▸ **WORK REQUIRED**
What is needed is an exact copy of every entry below.

▸ **SOURCE INFORMATION**
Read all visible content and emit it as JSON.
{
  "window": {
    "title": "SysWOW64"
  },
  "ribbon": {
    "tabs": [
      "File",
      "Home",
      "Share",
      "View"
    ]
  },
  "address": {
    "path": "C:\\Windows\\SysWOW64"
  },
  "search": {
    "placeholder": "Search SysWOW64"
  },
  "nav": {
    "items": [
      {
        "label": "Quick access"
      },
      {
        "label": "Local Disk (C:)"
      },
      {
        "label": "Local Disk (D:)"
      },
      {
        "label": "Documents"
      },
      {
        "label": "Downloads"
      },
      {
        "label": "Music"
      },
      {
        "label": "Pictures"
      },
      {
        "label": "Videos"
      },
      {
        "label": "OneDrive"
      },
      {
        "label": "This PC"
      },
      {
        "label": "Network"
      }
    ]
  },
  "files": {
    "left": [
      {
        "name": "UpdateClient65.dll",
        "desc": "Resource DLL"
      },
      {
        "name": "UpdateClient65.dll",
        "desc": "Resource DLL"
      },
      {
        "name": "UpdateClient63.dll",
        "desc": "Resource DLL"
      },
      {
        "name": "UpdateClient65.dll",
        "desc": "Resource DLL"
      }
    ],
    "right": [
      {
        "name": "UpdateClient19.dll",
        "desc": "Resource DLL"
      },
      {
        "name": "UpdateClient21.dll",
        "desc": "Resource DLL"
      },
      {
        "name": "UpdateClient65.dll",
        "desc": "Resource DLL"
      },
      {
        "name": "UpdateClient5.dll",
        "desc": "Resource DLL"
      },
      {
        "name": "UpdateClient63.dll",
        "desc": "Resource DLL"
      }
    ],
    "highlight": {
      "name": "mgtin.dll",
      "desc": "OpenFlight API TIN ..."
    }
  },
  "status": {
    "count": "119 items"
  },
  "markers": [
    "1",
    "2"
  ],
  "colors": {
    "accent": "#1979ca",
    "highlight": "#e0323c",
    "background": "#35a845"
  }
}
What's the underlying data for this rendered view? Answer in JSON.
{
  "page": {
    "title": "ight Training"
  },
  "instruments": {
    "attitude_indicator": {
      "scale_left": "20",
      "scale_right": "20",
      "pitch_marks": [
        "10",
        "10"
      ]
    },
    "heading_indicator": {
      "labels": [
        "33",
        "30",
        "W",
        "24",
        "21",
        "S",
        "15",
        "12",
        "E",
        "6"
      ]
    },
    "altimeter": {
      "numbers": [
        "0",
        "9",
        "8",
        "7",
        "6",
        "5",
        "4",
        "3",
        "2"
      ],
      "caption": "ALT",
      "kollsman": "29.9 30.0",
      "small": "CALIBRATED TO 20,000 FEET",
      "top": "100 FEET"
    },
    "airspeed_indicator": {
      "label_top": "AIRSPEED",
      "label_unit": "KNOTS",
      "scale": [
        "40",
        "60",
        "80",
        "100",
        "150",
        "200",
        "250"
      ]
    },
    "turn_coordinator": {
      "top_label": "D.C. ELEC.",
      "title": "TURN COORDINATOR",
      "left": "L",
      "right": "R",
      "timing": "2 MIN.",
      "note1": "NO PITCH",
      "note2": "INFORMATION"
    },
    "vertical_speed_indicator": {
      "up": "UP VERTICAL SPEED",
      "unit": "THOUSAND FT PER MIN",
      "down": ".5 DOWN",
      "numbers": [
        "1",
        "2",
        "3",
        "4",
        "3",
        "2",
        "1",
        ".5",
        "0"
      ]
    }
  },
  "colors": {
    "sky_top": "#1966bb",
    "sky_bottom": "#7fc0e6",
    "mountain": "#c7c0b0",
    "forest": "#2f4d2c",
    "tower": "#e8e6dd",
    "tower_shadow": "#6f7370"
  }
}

▸ **SOLUTION FOR THIS TASK**
Read all visible content and emit it as JSON.
{
  "window": {
    "title": "SysWOW64"
  },
  "ribbon": {
    "tabs": [
      "File",
      "Home",
      "Share",
      "View"
    ]
  },
  "address": {
    "path": "C:\\Windows\\SysWOW64"
  },
  "search": {
    "placeholder": "Search SysWOW64"
  },
  "nav": {
    "items": [
      {
        "label": "Quick access"
      },
      {
        "label": "Local Disk (C:)"
      },
      {
        "label": "Local Disk (D:)"
      },
      {
        "label": "Documents"
      },
      {
        "label": "Downloads"
      },
      {
        "label": "Music"
      },
      {
        "label": "Pictures"
      },
      {
        "label": "Videos"
      },
      {
        "label": "OneDrive"
      },
      {
        "label": "This PC"
      },
      {
        "label": "Network"
      }
    ]
  },
  "files": {
    "left": [
      {
        "name": "UpdateClient65.dll",
        "desc": "Resource DLL"
      },
      {
        "name": "UpdateClient65.dll",
        "desc": "Resource DLL"
      },
      {
        "name": "UpdateClient63.dll",
        "desc": "Resource DLL"
      },
      {
        "name": "UpdateClient65.dll",
        "desc": "Resource DLL"
      }
    ],
    "right": [
      {
        "name": "UpdateClient19.dll",
        "desc": "Resource DLL"
      },
      {
        "name": "UpdateClient21.dll",
        "desc": "Resource DLL"
      },
      {
        "name": "UpdateClient65.dll",
        "desc": "Resource DLL"
      },
      {
        "name": "UpdateClient5.dll",
        "desc": "Resource DLL"
      },
      {
        "name": "UpdateClient63.dll",
        "desc": "Resource DLL"
      }
    ],
    "highlight": {
      "name": "mgtin.dll",
      "desc": "OpenFlight API TIN ..."
    }
  },
  "status": {
    "count": "119 items"
  },
  "markers": [
    "1",
    "2"
  ],
  "colors": {
    "accent": "#1979ca",
    "highlight": "#e0323c",
    "background": "#35a845"
  }
}
What's the underlying data for this rendered view? Answer in JSON.
{
  "page": {
    "title": "ight Training"
  },
  "instruments": {
    "attitude_indicator": {
      "scale_left": "20",
      "scale_right": "20",
      "pitch_marks": [
        "10",
        "10"
      ]
    },
    "heading_indicator": {
      "labels": [
        "33",
        "30",
        "W",
        "24",
        "21",
        "S",
        "15",
        "12",
        "E",
        "6"
      ]
    },
    "altimeter": {
      "numbers": [
        "0",
        "9",
        "8",
        "7",
        "6",
        "5",
        "4",
        "3",
        "2"
      ],
      "caption": "ALT",
      "kollsman": "29.9 30.0",
      "small": "CALIBRATED TO 20,000 FEET",
      "top": "100 FEET"
    },
    "airspeed_indicator": {
      "label_top": "AIRSPEED",
      "label_unit": "KNOTS",
      "scale": [
        "40",
        "60",
        "80",
        "100",
        "150",
        "200",
        "250"
      ]
    },
    "turn_coordinator": {
      "top_label": "D.C. ELEC.",
      "title": "TURN COORDINATOR",
      "left": "L",
      "right": "R",
      "timing": "2 MIN.",
      "note1": "NO PITCH",
      "note2": "INFORMATION"
    },
    "vertical_speed_indicator": {
      "up": "UP VERTICAL SPEED",
      "unit": "THOUSAND FT PER MIN",
      "down": ".5 DOWN",
      "numbers": [
        "1",
        "2",
        "3",
        "4",
        "3",
        "2",
        "1",
        ".5",
        "0"
      ]
    }
  },
  "colors": {
    "sky_top": "#1966bb",
    "sky_bottom": "#7fc0e6",
    "mountain": "#c7c0b0",
    "forest": "#2f4d2c",
    "tower": "#e8e6dd",
    "tower_shadow": "#6f7370"
  }
}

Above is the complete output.